Unfortunately the taxis and tuk tuk entrepreneurs aren't that honest. It took me a while to find a taxi driver willing to use a meter. Hail a passing taxi rather than using those waiting outside tourist spots for a better chance of getting an honest taxi driver, and until you travel a bit with a taxi you will know what a fair price is to pay a tuk-tuk driver for a journey. You WILL pay over the top for your first ride, but if you think it is reasonable and it gets you conveniently from A to B so what? Beware of tuk-tuk drivers who offer reasonable fares but want to take you to their "sponsors".
There is a free shuttle from the ship to Pattaya, but I didn't pay to much heed to the times.
The ship docks- you guessed it- at a huge container terminal miles from the city that only tour buses have access to.
Although Princess was flogging transfers to the airport+/- tours en route at the usual inflated prices, for independents like me we were bussed to a rather modern cruise terminal building 20 minutes away where we collected our tagged baggage (kept indoors- air conditioned). If you go through the building at the far end without needing to go outside there is the subway with a direct link to the airport for 2.20 Singapore dollars (= Â£1.10) per person (+ $1 refunded for the magnetised plastic ticket). Somewhat cheaper than the $36.00 pp Princess charges. However you do have to change subway lines twice (one involving a bit of a walk, the other extremely easy- across a platform), and it is probably a bit slower. We had time to kill however with a night flight at 11 pm back to Heathrow, We disembarked the ship at 11.00 am (they were running uncharacteristically late (vs a scheduled time of 10 .15 am), and didn't get to the airport until just before 1 pm. We have been to Singapore before and have "done" it. We placed our luggage at a left luggage facility ((Singapore $5.00 per bag) where it was safely looked after, and travelled back into town.
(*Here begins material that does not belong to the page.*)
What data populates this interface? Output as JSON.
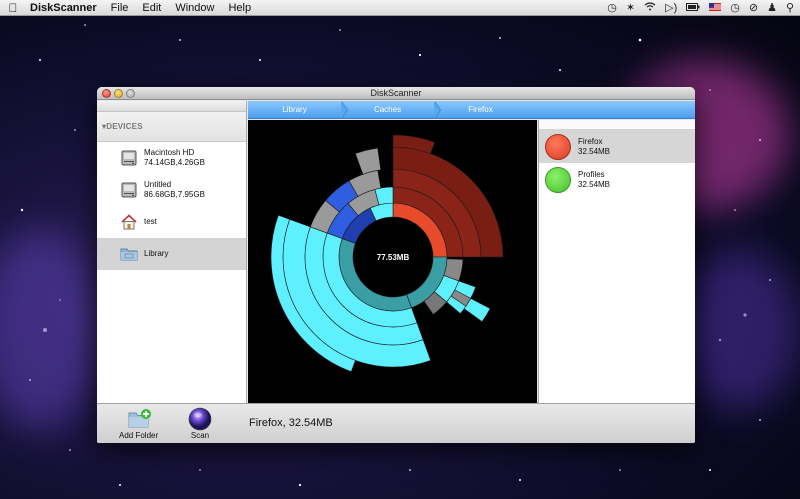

We met up with new friends we had met on board who were staying at the new amazing Marina Bay Sands Hotel and had a drink with them at a bar overlooking the infinity pool on the top floor with stunning views over all of Singapore and the harbour. Then took our leave and wandered about Chinatown for a while, had dinner at a Hawker stall market, and caught the subway back to the airport. retrieved our luggage, Changed from our light Singapore kit to our heavy UK kit (now in the air-conditioned comfort of the airport terminal) which we packed at the top of our bags in preparation, and checked-in.
Hope some of this long-winded novel is of help to someone doing this trip. I have no doubt you will enjoy it if you have any spirit of adventure.
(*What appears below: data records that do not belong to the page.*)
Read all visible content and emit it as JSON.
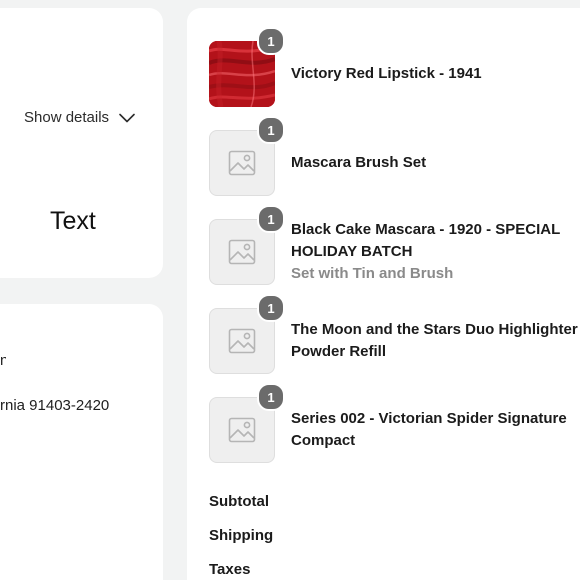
{
  "order_summary": {
    "toggle_label": "Show details",
    "toggle_icon": "chevron-down-icon",
    "placeholder_text": "Text"
  },
  "shipping_address": {
    "line_1": "n",
    "line_2": "rnia 91403-2420"
  },
  "line_items": [
    {
      "title": "Victory Red Lipstick - 1941",
      "variant": "",
      "quantity": "1",
      "image": "lipstick-photo"
    },
    {
      "title": "Mascara Brush Set",
      "variant": "",
      "quantity": "1",
      "image": "image-placeholder-icon"
    },
    {
      "title": "Black Cake Mascara - 1920 - SPECIAL HOLIDAY BATCH",
      "variant": "Set with Tin and Brush",
      "quantity": "1",
      "image": "image-placeholder-icon"
    },
    {
      "title": "The Moon and the Stars Duo Highlighter Powder Refill",
      "variant": "",
      "quantity": "1",
      "image": "image-placeholder-icon"
    },
    {
      "title": "Series 002 - Victorian Spider Signature Compact",
      "variant": "",
      "quantity": "1",
      "image": "image-placeholder-icon"
    }
  ],
  "totals": {
    "subtotal_label": "Subtotal",
    "shipping_label": "Shipping",
    "taxes_label": "Taxes"
  },
  "colors": {
    "background": "#f2f3f3",
    "card": "#ffffff",
    "quantity_badge": "#6b6b6b",
    "placeholder_bg": "#efefef",
    "variant_text": "#8a8a8a",
    "lipstick_red": "#b3121a"
  }
}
We took about Â£50.00 worth of Japanese Yen, Korean Won, and Singapore Dollars, slightly less Hong Kong Dollars Â£250 of Thai Bhat (but I knew I had to pay for the van, and the Longboat, and expected to do some shopping in the market ) and lots more Chinese RMB, but we were staying a few days there. I exchanged some pounds for Vietnamese Dong on board ship, and took spare low denomination US dollars (the ship will change high denominations for you) which are invaluable to carry about if you run out + a credit card for emergency use. For UK folk there are lots of on-line foreign exchange brokers who will deliver your foreign exchange to you free if you spend enough- in my case that was no problem. Saves the hassle of finding someone to change your money on shore (easier is some places than others), or accepting Princess's or shop keepers lousy exchange rates. Some FE traders will buy back your unused exchange commission free - use a comparison website (e.g. moneysupermarket.com). I have used both AceFX (free delivery with orders over Â£1000 and will buy back unused foreign currency commission free) and TravelFX (free delivery with orders over Â£400 but won't buy back unused notes) and have found both very reliable.